*** Begin section ***

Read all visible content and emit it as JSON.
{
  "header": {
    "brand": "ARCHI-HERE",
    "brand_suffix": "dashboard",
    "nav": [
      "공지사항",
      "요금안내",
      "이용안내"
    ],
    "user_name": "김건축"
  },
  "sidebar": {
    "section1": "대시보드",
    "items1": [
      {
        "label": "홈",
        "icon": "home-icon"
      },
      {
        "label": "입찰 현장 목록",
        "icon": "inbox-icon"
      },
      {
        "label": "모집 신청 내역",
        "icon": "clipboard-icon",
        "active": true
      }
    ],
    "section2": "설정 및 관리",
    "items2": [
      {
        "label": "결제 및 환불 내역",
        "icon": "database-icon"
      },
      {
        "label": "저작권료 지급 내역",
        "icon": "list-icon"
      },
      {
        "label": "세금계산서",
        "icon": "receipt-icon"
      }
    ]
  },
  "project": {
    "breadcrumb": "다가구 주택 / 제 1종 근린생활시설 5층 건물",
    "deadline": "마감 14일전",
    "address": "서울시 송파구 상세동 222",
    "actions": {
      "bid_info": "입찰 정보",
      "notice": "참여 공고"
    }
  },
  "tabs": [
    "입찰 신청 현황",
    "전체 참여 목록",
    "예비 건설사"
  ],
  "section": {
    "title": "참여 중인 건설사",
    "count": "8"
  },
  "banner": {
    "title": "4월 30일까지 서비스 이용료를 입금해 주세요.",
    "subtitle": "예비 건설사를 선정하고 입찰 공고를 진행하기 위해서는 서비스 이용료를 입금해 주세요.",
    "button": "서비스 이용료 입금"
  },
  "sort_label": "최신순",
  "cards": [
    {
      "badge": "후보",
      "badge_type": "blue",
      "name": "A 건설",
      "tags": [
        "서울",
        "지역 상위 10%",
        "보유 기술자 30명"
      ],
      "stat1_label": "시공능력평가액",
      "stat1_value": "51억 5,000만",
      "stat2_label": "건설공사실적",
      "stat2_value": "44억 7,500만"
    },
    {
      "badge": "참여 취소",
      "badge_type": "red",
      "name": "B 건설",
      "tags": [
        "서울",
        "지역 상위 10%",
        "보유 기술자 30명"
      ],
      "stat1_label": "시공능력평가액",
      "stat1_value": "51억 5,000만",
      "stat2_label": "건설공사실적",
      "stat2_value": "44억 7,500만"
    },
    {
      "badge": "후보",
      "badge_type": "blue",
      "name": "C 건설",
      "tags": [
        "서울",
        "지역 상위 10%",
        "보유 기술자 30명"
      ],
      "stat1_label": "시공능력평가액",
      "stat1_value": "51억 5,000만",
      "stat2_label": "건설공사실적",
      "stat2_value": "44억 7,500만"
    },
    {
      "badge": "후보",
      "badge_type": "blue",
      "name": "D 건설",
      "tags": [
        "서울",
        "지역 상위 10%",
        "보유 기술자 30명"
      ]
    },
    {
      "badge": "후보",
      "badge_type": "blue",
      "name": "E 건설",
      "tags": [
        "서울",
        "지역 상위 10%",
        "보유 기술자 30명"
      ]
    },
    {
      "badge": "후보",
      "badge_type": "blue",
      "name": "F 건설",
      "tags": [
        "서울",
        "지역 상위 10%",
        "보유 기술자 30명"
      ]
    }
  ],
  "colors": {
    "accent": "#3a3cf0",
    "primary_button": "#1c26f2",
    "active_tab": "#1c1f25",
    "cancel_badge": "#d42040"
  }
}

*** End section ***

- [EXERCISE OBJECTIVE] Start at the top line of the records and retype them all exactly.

- [SOLUTION TO THIS TASK]
Read all visible content and emit it as JSON.
{
  "header": {
    "brand": "ARCHI-HERE",
    "brand_suffix": "dashboard",
    "nav": [
      "공지사항",
      "요금안내",
      "이용안내"
    ],
    "user_name": "김건축"
  },
  "sidebar": {
    "section1": "대시보드",
    "items1": [
      {
        "label": "홈",
        "icon": "home-icon"
      },
      {
        "label": "입찰 현장 목록",
        "icon": "inbox-icon"
      },
      {
        "label": "모집 신청 내역",
        "icon": "clipboard-icon",
        "active": true
      }
    ],
    "section2": "설정 및 관리",
    "items2": [
      {
        "label": "결제 및 환불 내역",
        "icon": "database-icon"
      },
      {
        "label": "저작권료 지급 내역",
        "icon": "list-icon"
      },
      {
        "label": "세금계산서",
        "icon": "receipt-icon"
      }
    ]
  },
  "project": {
    "breadcrumb": "다가구 주택 / 제 1종 근린생활시설 5층 건물",
    "deadline": "마감 14일전",
    "address": "서울시 송파구 상세동 222",
    "actions": {
      "bid_info": "입찰 정보",
      "notice": "참여 공고"
    }
  },
  "tabs": [
    "입찰 신청 현황",
    "전체 참여 목록",
    "예비 건설사"
  ],
  "section": {
    "title": "참여 중인 건설사",
    "count": "8"
  },
  "banner": {
    "title": "4월 30일까지 서비스 이용료를 입금해 주세요.",
    "subtitle": "예비 건설사를 선정하고 입찰 공고를 진행하기 위해서는 서비스 이용료를 입금해 주세요.",
    "button": "서비스 이용료 입금"
  },
  "sort_label": "최신순",
  "cards": [
    {
      "badge": "후보",
      "badge_type": "blue",
      "name": "A 건설",
      "tags": [
        "서울",
        "지역 상위 10%",
        "보유 기술자 30명"
      ],
      "stat1_label": "시공능력평가액",
      "stat1_value": "51억 5,000만",
      "stat2_label": "건설공사실적",
      "stat2_value": "44억 7,500만"
    },
    {
      "badge": "참여 취소",
      "badge_type": "red",
      "name": "B 건설",
      "tags": [
        "서울",
        "지역 상위 10%",
        "보유 기술자 30명"
      ],
      "stat1_label": "시공능력평가액",
      "stat1_value": "51억 5,000만",
      "stat2_label": "건설공사실적",
      "stat2_value": "44억 7,500만"
    },
    {
      "badge": "후보",
      "badge_type": "blue",
      "name": "C 건설",
      "tags": [
        "서울",
        "지역 상위 10%",
        "보유 기술자 30명"
      ],
      "stat1_label": "시공능력평가액",
      "stat1_value": "51억 5,000만",
      "stat2_label": "건설공사실적",
      "stat2_value": "44억 7,500만"
    },
    {
      "badge": "후보",
      "badge_type": "blue",
      "name": "D 건설",
      "tags": [
        "서울",
        "지역 상위 10%",
        "보유 기술자 30명"
      ]
    },
    {
      "badge": "후보",
      "badge_type": "blue",
      "name": "E 건설",
      "tags": [
        "서울",
        "지역 상위 10%",
        "보유 기술자 30명"
      ]
    },
    {
      "badge": "후보",
      "badge_type": "blue",
      "name": "F 건설",
      "tags": [
        "서울",
        "지역 상위 10%",
        "보유 기술자 30명"
      ]
    }
  ],
  "colors": {
    "accent": "#3a3cf0",
    "primary_button": "#1c26f2",
    "active_tab": "#1c1f25",
    "cancel_badge": "#d42040"
  }
}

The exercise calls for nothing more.